Aussies Tonight Alive (***) pick up the mood a bit with their sugary sweet pop-punk. Jenna McDougall‘s vocals soar across the room and, combined with the pop-punk backdrop provided by her fellow bandmates, brings to light the cliché similarity that is branded upon almost all female fronted bands in the genre, of Paramore, but in their early pre-‘RIOT!’ years. Packed with an arsenal that includes ‘Thank You & Goodnight’, ‘Listening’ and ‘Starlight’, they sure have the momentum behind them to tail up to their peers.

Now back with original frontman Craig Owens and the longest serving band on the line-up, post-hardcore favourites Chiodos (****) are definitely the band most cartered the slightly older members in the audience. With the original vocalist back in the formation, it’s like the Michigan outfit have been rejuvenated with a new lease of life. The likes of ‘There’s No Penguins In Alaska’ and ‘One Day All Women Will Become Monsters’ don’t seem to have aged at all, Craig Owens‘ vocals are stronger and more insatiable than ever before and the inclusion of Destroy Rebuild Until God Shows track ‘The Only Thing You Talk About’ into the mix makes a nice unexpected addition.

However, it is clear by all the make-up smeared fans dressed almost head to toe in black, of which takes up most of the audience, that headliners Black Veil Brides (****) are without a doubt the main attraction of the evening. Frontman Andy Biersack‘s slick looks along with his gravelled husky voice sends the screams and shrieks of the band’s adoring teenage audience into overdrive, reaching decibles that are near painful. Throughout, the band’s sing along and often chant filled choruses are regularly overpowered by the crowd, namely ‘Rebel Love Song’, ‘Fallen Angels’ and ‘I Am Bulletproof’.

William Control (or, if you’d prefer, Wil Francis of Aiden fame) even makes an appearance twice throughout the band’s set, during ‘Shadows Die’ and set closer ‘In The End’, though unfortunately his vocals don’t quite break through.

As everyone who is somewhat familiar with the band and their recent surge into popularity would atest to, Black Veil Brides are a band who polarise opinions, being either loved or adored.
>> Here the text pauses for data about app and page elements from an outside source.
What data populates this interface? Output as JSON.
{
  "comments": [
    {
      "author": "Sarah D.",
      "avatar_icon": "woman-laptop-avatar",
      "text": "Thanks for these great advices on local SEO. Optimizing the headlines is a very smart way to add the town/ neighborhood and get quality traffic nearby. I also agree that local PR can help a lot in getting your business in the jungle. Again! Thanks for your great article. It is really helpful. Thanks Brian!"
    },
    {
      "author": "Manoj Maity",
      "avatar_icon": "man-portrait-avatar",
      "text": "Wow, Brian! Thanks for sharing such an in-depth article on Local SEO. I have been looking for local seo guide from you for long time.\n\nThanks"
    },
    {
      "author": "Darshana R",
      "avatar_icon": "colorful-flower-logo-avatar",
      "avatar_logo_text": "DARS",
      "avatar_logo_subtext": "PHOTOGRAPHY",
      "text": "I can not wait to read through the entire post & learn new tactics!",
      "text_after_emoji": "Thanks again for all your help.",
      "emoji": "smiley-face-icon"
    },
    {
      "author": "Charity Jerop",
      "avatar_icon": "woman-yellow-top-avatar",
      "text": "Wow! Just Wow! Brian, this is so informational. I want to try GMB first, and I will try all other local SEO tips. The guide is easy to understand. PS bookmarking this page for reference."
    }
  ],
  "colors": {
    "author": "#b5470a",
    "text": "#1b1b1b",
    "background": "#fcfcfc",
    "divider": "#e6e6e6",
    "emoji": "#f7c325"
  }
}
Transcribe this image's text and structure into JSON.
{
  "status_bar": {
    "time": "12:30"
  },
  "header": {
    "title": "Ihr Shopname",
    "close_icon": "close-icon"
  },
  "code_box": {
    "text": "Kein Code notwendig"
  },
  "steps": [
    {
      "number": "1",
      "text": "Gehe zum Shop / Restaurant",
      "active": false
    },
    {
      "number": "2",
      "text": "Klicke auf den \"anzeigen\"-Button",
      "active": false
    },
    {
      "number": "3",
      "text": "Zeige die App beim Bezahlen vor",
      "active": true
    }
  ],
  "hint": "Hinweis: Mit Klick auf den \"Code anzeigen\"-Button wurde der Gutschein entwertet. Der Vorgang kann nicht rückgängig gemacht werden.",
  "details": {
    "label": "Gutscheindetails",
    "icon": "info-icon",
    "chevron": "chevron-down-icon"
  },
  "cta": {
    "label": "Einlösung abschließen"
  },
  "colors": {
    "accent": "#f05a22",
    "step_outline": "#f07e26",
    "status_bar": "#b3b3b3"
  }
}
The sad thing is that a lot of the abuse towards the band falls simply into the way they dress, much like what happened with their peers My Chemical Romance a few years back.

However, those who aren’t hard headed enough to at least capture them in a live setting will find that the band can pull off a great show. They’re bringing back a style of glam rock with a modern twist to a new audience, delivered during the evening’s set most dominiantly with a cover of ‘Rebel Yell’ by Billy Idol, and potentially opening the gates for them to be subjected to other artists within the genre. If anything, Black Veil Brides should at least deserve credit for that.

Written by Zach Redrup